= Directions for this task =
Your task is to return all of the records exactly, minus any images.

(Excerpts from a dataset)

· · · · · · ·

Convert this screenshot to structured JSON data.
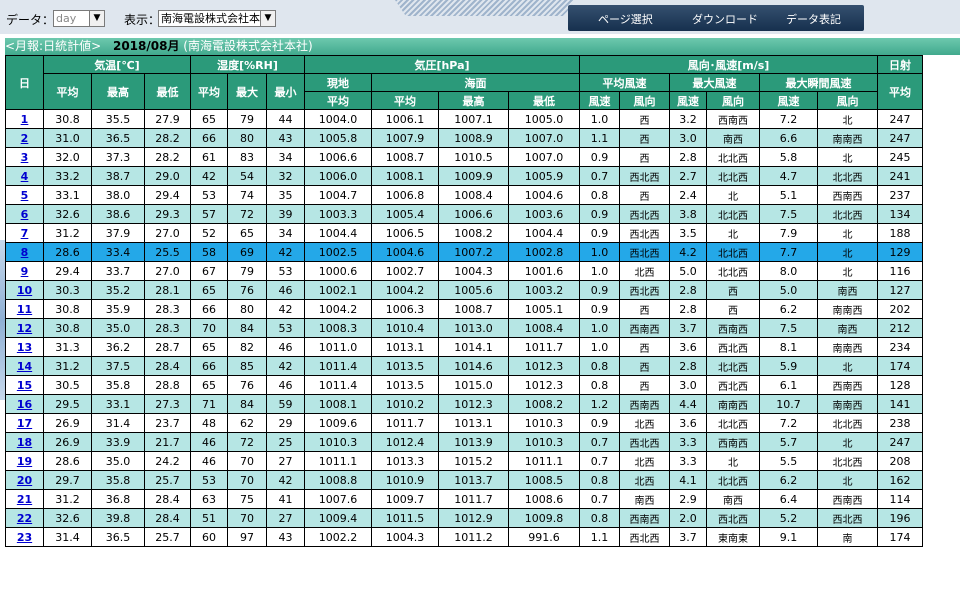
{
  "controls": {
    "data_label": "データ：",
    "data_value": "day",
    "display_label": "表示：",
    "display_value": "南海電設株式会社本社"
  },
  "menu": [
    "ページ選択",
    "ダウンロード",
    "データ表記"
  ],
  "report": {
    "title": "<月報:日統計値>",
    "year_month": "2018/08月",
    "location": "(南海電設株式会社本社)"
  },
  "headers": {
    "day": "日",
    "temp": "気温[℃]",
    "humidity": "湿度[%RH]",
    "pressure": "気圧[hPa]",
    "wind": "風向･風速[m/s]",
    "solar": "日射",
    "local": "現地",
    "sea": "海面",
    "avg_wind": "平均風速",
    "max_wind": "最大風速",
    "gust": "最大瞬間風速",
    "avg": "平均",
    "max": "最高",
    "min": "最低",
    "hmax": "最大",
    "hmin": "最小",
    "speed": "風速",
    "dir": "風向"
  },
  "highlight_day": "8",
  "rows": [
    [
      "1",
      "30.8",
      "35.5",
      "27.9",
      "65",
      "79",
      "44",
      "1004.0",
      "1006.1",
      "1007.1",
      "1005.0",
      "1.0",
      "西",
      "3.2",
      "西南西",
      "7.2",
      "北",
      "247"
    ],
    [
      "2",
      "31.0",
      "36.5",
      "28.2",
      "66",
      "80",
      "43",
      "1005.8",
      "1007.9",
      "1008.9",
      "1007.0",
      "1.1",
      "西",
      "3.0",
      "南西",
      "6.6",
      "南南西",
      "247"
    ],
    [
      "3",
      "32.0",
      "37.3",
      "28.2",
      "61",
      "83",
      "34",
      "1006.6",
      "1008.7",
      "1010.5",
      "1007.0",
      "0.9",
      "西",
      "2.8",
      "北北西",
      "5.8",
      "北",
      "245"
    ],
    [
      "4",
      "33.2",
      "38.7",
      "29.0",
      "42",
      "54",
      "32",
      "1006.0",
      "1008.1",
      "1009.9",
      "1005.9",
      "0.7",
      "西北西",
      "2.7",
      "北北西",
      "4.7",
      "北北西",
      "241"
    ],
    [
      "5",
      "33.1",
      "38.0",
      "29.4",
      "53",
      "74",
      "35",
      "1004.7",
      "1006.8",
      "1008.4",
      "1004.6",
      "0.8",
      "西",
      "2.4",
      "北",
      "5.1",
      "西南西",
      "237"
    ],
    [
      "6",
      "32.6",
      "38.6",
      "29.3",
      "57",
      "72",
      "39",
      "1003.3",
      "1005.4",
      "1006.6",
      "1003.6",
      "0.9",
      "西北西",
      "3.8",
      "北北西",
      "7.5",
      "北北西",
      "134"
    ],
    [
      "7",
      "31.2",
      "37.9",
      "27.0",
      "52",
      "65",
      "34",
      "1004.4",
      "1006.5",
      "1008.2",
      "1004.4",
      "0.9",
      "西北西",
      "3.5",
      "北",
      "7.9",
      "北",
      "188"
    ],
    [
      "8",
      "28.6",
      "33.4",
      "25.5",
      "58",
      "69",
      "42",
      "1002.5",
      "1004.6",
      "1007.2",
      "1002.8",
      "1.0",
      "西北西",
      "4.2",
      "北北西",
      "7.7",
      "北",
      "129"
    ],
    [
      "9",
      "29.4",
      "33.7",
      "27.0",
      "67",
      "79",
      "53",
      "1000.6",
      "1002.7",
      "1004.3",
      "1001.6",
      "1.0",
      "北西",
      "5.0",
      "北北西",
      "8.0",
      "北",
      "116"
    ],
    [
      "10",
      "30.3",
      "35.2",
      "28.1",
      "65",
      "76",
      "46",
      "1002.1",
      "1004.2",
      "1005.6",
      "1003.2",
      "0.9",
      "西北西",
      "2.8",
      "西",
      "5.0",
      "南西",
      "127"
    ],
    [
      "11",
      "30.8",
      "35.9",
      "28.3",
      "66",
      "80",
      "42",
      "1004.2",
      "1006.3",
      "1008.7",
      "1005.1",
      "0.9",
      "西",
      "2.8",
      "西",
      "6.2",
      "南南西",
      "202"
    ],
    [
      "12",
      "30.8",
      "35.0",
      "28.3",
      "70",
      "84",
      "53",
      "1008.3",
      "1010.4",
      "1013.0",
      "1008.4",
      "1.0",
      "西南西",
      "3.7",
      "西南西",
      "7.5",
      "南西",
      "212"
    ],
    [
      "13",
      "31.3",
      "36.2",
      "28.7",
      "65",
      "82",
      "46",
      "1011.0",
      "1013.1",
      "1014.1",
      "1011.7",
      "1.0",
      "西",
      "3.6",
      "西北西",
      "8.1",
      "南南西",
      "234"
    ],
    [
      "14",
      "31.2",
      "37.5",
      "28.4",
      "66",
      "85",
      "42",
      "1011.4",
      "1013.5",
      "1014.6",
      "1012.3",
      "0.8",
      "西",
      "2.8",
      "北北西",
      "5.9",
      "北",
      "174"
    ],
    [
      "15",
      "30.5",
      "35.8",
      "28.8",
      "65",
      "76",
      "46",
      "1011.4",
      "1013.5",
      "1015.0",
      "1012.3",
      "0.8",
      "西",
      "3.0",
      "西北西",
      "6.1",
      "西南西",
      "128"
    ],
    [
      "16",
      "29.5",
      "33.1",
      "27.3",
      "71",
      "84",
      "59",
      "1008.1",
      "1010.2",
      "1012.3",
      "1008.2",
      "1.2",
      "西南西",
      "4.4",
      "南南西",
      "10.7",
      "南南西",
      "141"
    ],
    [
      "17",
      "26.9",
      "31.4",
      "23.7",
      "48",
      "62",
      "29",
      "1009.6",
      "1011.7",
      "1013.1",
      "1010.3",
      "0.9",
      "北西",
      "3.6",
      "北北西",
      "7.2",
      "北北西",
      "238"
    ],
    [
      "18",
      "26.9",
      "33.9",
      "21.7",
      "46",
      "72",
      "25",
      "1010.3",
      "1012.4",
      "1013.9",
      "1010.3",
      "0.7",
      "西北西",
      "3.3",
      "西南西",
      "5.7",
      "北",
      "247"
    ],
    [
      "19",
      "28.6",
      "35.0",
      "24.2",
      "46",
      "70",
      "27",
      "1011.1",
      "1013.3",
      "1015.2",
      "1011.1",
      "0.7",
      "北西",
      "3.3",
      "北",
      "5.5",
      "北北西",
      "208"
    ],
    [
      "20",
      "29.7",
      "35.8",
      "25.7",
      "53",
      "70",
      "42",
      "1008.8",
      "1010.9",
      "1013.7",
      "1008.5",
      "0.8",
      "北西",
      "4.1",
      "北北西",
      "6.2",
      "北",
      "162"
    ],
    [
      "21",
      "31.2",
      "36.8",
      "28.4",
      "63",
      "75",
      "41",
      "1007.6",
      "1009.7",
      "1011.7",
      "1008.6",
      "0.7",
      "南西",
      "2.9",
      "南西",
      "6.4",
      "西南西",
      "114"
    ],
    [
      "22",
      "32.6",
      "39.8",
      "28.4",
      "51",
      "70",
      "27",
      "1009.4",
      "1011.5",
      "1012.9",
      "1009.8",
      "0.8",
      "西南西",
      "2.0",
      "西北西",
      "5.2",
      "西北西",
      "196"
    ],
    [
      "23",
      "31.4",
      "36.5",
      "25.7",
      "60",
      "97",
      "43",
      "1002.2",
      "1004.3",
      "1011.2",
      "991.6",
      "1.1",
      "西北西",
      "3.7",
      "東南東",
      "9.1",
      "南",
      "174"
    ]
  ]
}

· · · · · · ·

= Answer space =
Convert this screenshot to structured JSON data.
{
  "controls": {
    "data_label": "データ：",
    "data_value": "day",
    "display_label": "表示：",
    "display_value": "南海電設株式会社本社"
  },
  "menu": [
    "ページ選択",
    "ダウンロード",
    "データ表記"
  ],
  "report": {
    "title": "<月報:日統計値>",
    "year_month": "2018/08月",
    "location": "(南海電設株式会社本社)"
  },
  "headers": {
    "day": "日",
    "temp": "気温[℃]",
    "humidity": "湿度[%RH]",
    "pressure": "気圧[hPa]",
    "wind": "風向･風速[m/s]",
    "solar": "日射",
    "local": "現地",
    "sea": "海面",
    "avg_wind": "平均風速",
    "max_wind": "最大風速",
    "gust": "最大瞬間風速",
    "avg": "平均",
    "max": "最高",
    "min": "最低",
    "hmax": "最大",
    "hmin": "最小",
    "speed": "風速",
    "dir": "風向"
  },
  "highlight_day": "8",
  "rows": [
    [
      "1",
      "30.8",
      "35.5",
      "27.9",
      "65",
      "79",
      "44",
      "1004.0",
      "1006.1",
      "1007.1",
      "1005.0",
      "1.0",
      "西",
      "3.2",
      "西南西",
      "7.2",
      "北",
      "247"
    ],
    [
      "2",
      "31.0",
      "36.5",
      "28.2",
      "66",
      "80",
      "43",
      "1005.8",
      "1007.9",
      "1008.9",
      "1007.0",
      "1.1",
      "西",
      "3.0",
      "南西",
      "6.6",
      "南南西",
      "247"
    ],
    [
      "3",
      "32.0",
      "37.3",
      "28.2",
      "61",
      "83",
      "34",
      "1006.6",
      "1008.7",
      "1010.5",
      "1007.0",
      "0.9",
      "西",
      "2.8",
      "北北西",
      "5.8",
      "北",
      "245"
    ],
    [
      "4",
      "33.2",
      "38.7",
      "29.0",
      "42",
      "54",
      "32",
      "1006.0",
      "1008.1",
      "1009.9",
      "1005.9",
      "0.7",
      "西北西",
      "2.7",
      "北北西",
      "4.7",
      "北北西",
      "241"
    ],
    [
      "5",
      "33.1",
      "38.0",
      "29.4",
      "53",
      "74",
      "35",
      "1004.7",
      "1006.8",
      "1008.4",
      "1004.6",
      "0.8",
      "西",
      "2.4",
      "北",
      "5.1",
      "西南西",
      "237"
    ],
    [
      "6",
      "32.6",
      "38.6",
      "29.3",
      "57",
      "72",
      "39",
      "1003.3",
      "1005.4",
      "1006.6",
      "1003.6",
      "0.9",
      "西北西",
      "3.8",
      "北北西",
      "7.5",
      "北北西",
      "134"
    ],
    [
      "7",
      "31.2",
      "37.9",
      "27.0",
      "52",
      "65",
      "34",
      "1004.4",
      "1006.5",
      "1008.2",
      "1004.4",
      "0.9",
      "西北西",
      "3.5",
      "北",
      "7.9",
      "北",
      "188"
    ],
    [
      "8",
      "28.6",
      "33.4",
      "25.5",
      "58",
      "69",
      "42",
      "1002.5",
      "1004.6",
      "1007.2",
      "1002.8",
      "1.0",
      "西北西",
      "4.2",
      "北北西",
      "7.7",
      "北",
      "129"
    ],
    [
      "9",
      "29.4",
      "33.7",
      "27.0",
      "67",
      "79",
      "53",
      "1000.6",
      "1002.7",
      "1004.3",
      "1001.6",
      "1.0",
      "北西",
      "5.0",
      "北北西",
      "8.0",
      "北",
      "116"
    ],
    [
      "10",
      "30.3",
      "35.2",
      "28.1",
      "65",
      "76",
      "46",
      "1002.1",
      "1004.2",
      "1005.6",
      "1003.2",
      "0.9",
      "西北西",
      "2.8",
      "西",
      "5.0",
      "南西",
      "127"
    ],
    [
      "11",
      "30.8",
      "35.9",
      "28.3",
      "66",
      "80",
      "42",
      "1004.2",
      "1006.3",
      "1008.7",
      "1005.1",
      "0.9",
      "西",
      "2.8",
      "西",
      "6.2",
      "南南西",
      "202"
    ],
    [
      "12",
      "30.8",
      "35.0",
      "28.3",
      "70",
      "84",
      "53",
      "1008.3",
      "1010.4",
      "1013.0",
      "1008.4",
      "1.0",
      "西南西",
      "3.7",
      "西南西",
      "7.5",
      "南西",
      "212"
    ],
    [
      "13",
      "31.3",
      "36.2",
      "28.7",
      "65",
      "82",
      "46",
      "1011.0",
      "1013.1",
      "1014.1",
      "1011.7",
      "1.0",
      "西",
      "3.6",
      "西北西",
      "8.1",
      "南南西",
      "234"
    ],
    [
      "14",
      "31.2",
      "37.5",
      "28.4",
      "66",
      "85",
      "42",
      "1011.4",
      "1013.5",
      "1014.6",
      "1012.3",
      "0.8",
      "西",
      "2.8",
      "北北西",
      "5.9",
      "北",
      "174"
    ],
    [
      "15",
      "30.5",
      "35.8",
      "28.8",
      "65",
      "76",
      "46",
      "1011.4",
      "1013.5",
      "1015.0",
      "1012.3",
      "0.8",
      "西",
      "3.0",
      "西北西",
      "6.1",
      "西南西",
      "128"
    ],
    [
      "16",
      "29.5",
      "33.1",
      "27.3",
      "71",
      "84",
      "59",
      "1008.1",
      "1010.2",
      "1012.3",
      "1008.2",
      "1.2",
      "西南西",
      "4.4",
      "南南西",
      "10.7",
      "南南西",
      "141"
    ],
    [
      "17",
      "26.9",
      "31.4",
      "23.7",
      "48",
      "62",
      "29",
      "1009.6",
      "1011.7",
      "1013.1",
      "1010.3",
      "0.9",
      "北西",
      "3.6",
      "北北西",
      "7.2",
      "北北西",
      "238"
    ],
    [
      "18",
      "26.9",
      "33.9",
      "21.7",
      "46",
      "72",
      "25",
      "1010.3",
      "1012.4",
      "1013.9",
      "1010.3",
      "0.7",
      "西北西",
      "3.3",
      "西南西",
      "5.7",
      "北",
      "247"
    ],
    [
      "19",
      "28.6",
      "35.0",
      "24.2",
      "46",
      "70",
      "27",
      "1011.1",
      "1013.3",
      "1015.2",
      "1011.1",
      "0.7",
      "北西",
      "3.3",
      "北",
      "5.5",
      "北北西",
      "208"
    ],
    [
      "20",
      "29.7",
      "35.8",
      "25.7",
      "53",
      "70",
      "42",
      "1008.8",
      "1010.9",
      "1013.7",
      "1008.5",
      "0.8",
      "北西",
      "4.1",
      "北北西",
      "6.2",
      "北",
      "162"
    ],
    [
      "21",
      "31.2",
      "36.8",
      "28.4",
      "63",
      "75",
      "41",
      "1007.6",
      "1009.7",
      "1011.7",
      "1008.6",
      "0.7",
      "南西",
      "2.9",
      "南西",
      "6.4",
      "西南西",
      "114"
    ],
    [
      "22",
      "32.6",
      "39.8",
      "28.4",
      "51",
      "70",
      "27",
      "1009.4",
      "1011.5",
      "1012.9",
      "1009.8",
      "0.8",
      "西南西",
      "2.0",
      "西北西",
      "5.2",
      "西北西",
      "196"
    ],
    [
      "23",
      "31.4",
      "36.5",
      "25.7",
      "60",
      "97",
      "43",
      "1002.2",
      "1004.3",
      "1011.2",
      "991.6",
      "1.1",
      "西北西",
      "3.7",
      "東南東",
      "9.1",
      "南",
      "174"
    ]
  ]
}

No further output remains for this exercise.